DESCRIPTION OF THE TASK: Repeat each record below exactly as it is written.

(Data records for software interfaces)

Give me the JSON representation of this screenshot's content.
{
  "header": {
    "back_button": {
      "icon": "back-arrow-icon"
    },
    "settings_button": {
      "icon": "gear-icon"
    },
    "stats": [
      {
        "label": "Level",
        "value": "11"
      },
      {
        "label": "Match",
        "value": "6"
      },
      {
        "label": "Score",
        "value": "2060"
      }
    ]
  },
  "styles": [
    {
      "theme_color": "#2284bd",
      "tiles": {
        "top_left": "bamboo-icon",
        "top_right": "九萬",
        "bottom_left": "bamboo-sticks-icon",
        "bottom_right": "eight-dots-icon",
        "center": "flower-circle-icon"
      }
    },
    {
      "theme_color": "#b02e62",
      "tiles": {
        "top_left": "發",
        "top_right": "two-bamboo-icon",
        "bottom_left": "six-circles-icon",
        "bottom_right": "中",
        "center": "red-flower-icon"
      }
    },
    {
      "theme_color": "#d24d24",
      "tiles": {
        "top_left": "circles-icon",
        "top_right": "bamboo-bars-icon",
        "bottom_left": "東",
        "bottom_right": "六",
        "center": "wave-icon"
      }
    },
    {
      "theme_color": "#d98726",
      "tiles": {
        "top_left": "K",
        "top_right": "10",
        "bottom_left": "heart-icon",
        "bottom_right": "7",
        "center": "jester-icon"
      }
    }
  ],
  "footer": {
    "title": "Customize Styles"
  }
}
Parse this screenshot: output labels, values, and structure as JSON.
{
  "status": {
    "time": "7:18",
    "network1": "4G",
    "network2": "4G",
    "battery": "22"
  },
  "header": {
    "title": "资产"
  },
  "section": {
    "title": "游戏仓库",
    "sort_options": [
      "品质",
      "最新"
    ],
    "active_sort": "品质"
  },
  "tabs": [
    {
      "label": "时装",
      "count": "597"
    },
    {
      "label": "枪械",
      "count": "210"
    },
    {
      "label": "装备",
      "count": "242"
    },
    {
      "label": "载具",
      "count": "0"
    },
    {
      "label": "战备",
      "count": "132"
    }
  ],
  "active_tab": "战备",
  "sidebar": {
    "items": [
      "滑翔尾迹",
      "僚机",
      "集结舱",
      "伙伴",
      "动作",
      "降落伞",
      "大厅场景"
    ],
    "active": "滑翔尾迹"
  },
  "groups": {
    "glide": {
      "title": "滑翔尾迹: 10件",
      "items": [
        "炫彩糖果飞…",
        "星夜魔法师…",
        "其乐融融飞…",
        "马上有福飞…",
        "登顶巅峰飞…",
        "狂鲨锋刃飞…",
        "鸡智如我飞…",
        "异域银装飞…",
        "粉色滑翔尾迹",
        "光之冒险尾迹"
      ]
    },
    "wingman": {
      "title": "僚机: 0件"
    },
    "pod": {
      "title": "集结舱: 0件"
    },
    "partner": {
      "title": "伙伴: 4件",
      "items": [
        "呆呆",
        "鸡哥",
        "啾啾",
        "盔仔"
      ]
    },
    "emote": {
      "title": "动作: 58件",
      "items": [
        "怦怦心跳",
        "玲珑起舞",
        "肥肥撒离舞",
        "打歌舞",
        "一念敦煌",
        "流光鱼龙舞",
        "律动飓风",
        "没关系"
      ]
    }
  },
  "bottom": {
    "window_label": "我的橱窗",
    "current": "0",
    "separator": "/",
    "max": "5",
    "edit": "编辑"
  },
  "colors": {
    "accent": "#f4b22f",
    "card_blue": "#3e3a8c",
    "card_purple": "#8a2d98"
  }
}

ANSWER FOR THE TASK:
Give me the JSON representation of this screenshot's content.
{
  "header": {
    "back_button": {
      "icon": "back-arrow-icon"
    },
    "settings_button": {
      "icon": "gear-icon"
    },
    "stats": [
      {
        "label": "Level",
        "value": "11"
      },
      {
        "label": "Match",
        "value": "6"
      },
      {
        "label": "Score",
        "value": "2060"
      }
    ]
  },
  "styles": [
    {
      "theme_color": "#2284bd",
      "tiles": {
        "top_left": "bamboo-icon",
        "top_right": "九萬",
        "bottom_left": "bamboo-sticks-icon",
        "bottom_right": "eight-dots-icon",
        "center": "flower-circle-icon"
      }
    },
    {
      "theme_color": "#b02e62",
      "tiles": {
        "top_left": "發",
        "top_right": "two-bamboo-icon",
        "bottom_left": "six-circles-icon",
        "bottom_right": "中",
        "center": "red-flower-icon"
      }
    },
    {
      "theme_color": "#d24d24",
      "tiles": {
        "top_left": "circles-icon",
        "top_right": "bamboo-bars-icon",
        "bottom_left": "東",
        "bottom_right": "六",
        "center": "wave-icon"
      }
    },
    {
      "theme_color": "#d98726",
      "tiles": {
        "top_left": "K",
        "top_right": "10",
        "bottom_left": "heart-icon",
        "bottom_right": "7",
        "center": "jester-icon"
      }
    }
  ],
  "footer": {
    "title": "Customize Styles"
  }
}
Parse this screenshot: output labels, values, and structure as JSON.
{
  "status": {
    "time": "7:18",
    "network1": "4G",
    "network2": "4G",
    "battery": "22"
  },
  "header": {
    "title": "资产"
  },
  "section": {
    "title": "游戏仓库",
    "sort_options": [
      "品质",
      "最新"
    ],
    "active_sort": "品质"
  },
  "tabs": [
    {
      "label": "时装",
      "count": "597"
    },
    {
      "label": "枪械",
      "count": "210"
    },
    {
      "label": "装备",
      "count": "242"
    },
    {
      "label": "载具",
      "count": "0"
    },
    {
      "label": "战备",
      "count": "132"
    }
  ],
  "active_tab": "战备",
  "sidebar": {
    "items": [
      "滑翔尾迹",
      "僚机",
      "集结舱",
      "伙伴",
      "动作",
      "降落伞",
      "大厅场景"
    ],
    "active": "滑翔尾迹"
  },
  "groups": {
    "glide": {
      "title": "滑翔尾迹: 10件",
      "items": [
        "炫彩糖果飞…",
        "星夜魔法师…",
        "其乐融融飞…",
        "马上有福飞…",
        "登顶巅峰飞…",
        "狂鲨锋刃飞…",
        "鸡智如我飞…",
        "异域银装飞…",
        "粉色滑翔尾迹",
        "光之冒险尾迹"
      ]
    },
    "wingman": {
      "title": "僚机: 0件"
    },
    "pod": {
      "title": "集结舱: 0件"
    },
    "partner": {
      "title": "伙伴: 4件",
      "items": [
        "呆呆",
        "鸡哥",
        "啾啾",
        "盔仔"
      ]
    },
    "emote": {
      "title": "动作: 58件",
      "items": [
        "怦怦心跳",
        "玲珑起舞",
        "肥肥撒离舞",
        "打歌舞",
        "一念敦煌",
        "流光鱼龙舞",
        "律动飓风",
        "没关系"
      ]
    }
  },
  "bottom": {
    "window_label": "我的橱窗",
    "current": "0",
    "separator": "/",
    "max": "5",
    "edit": "编辑"
  },
  "colors": {
    "accent": "#f4b22f",
    "card_blue": "#3e3a8c",
    "card_purple": "#8a2d98"
  }
}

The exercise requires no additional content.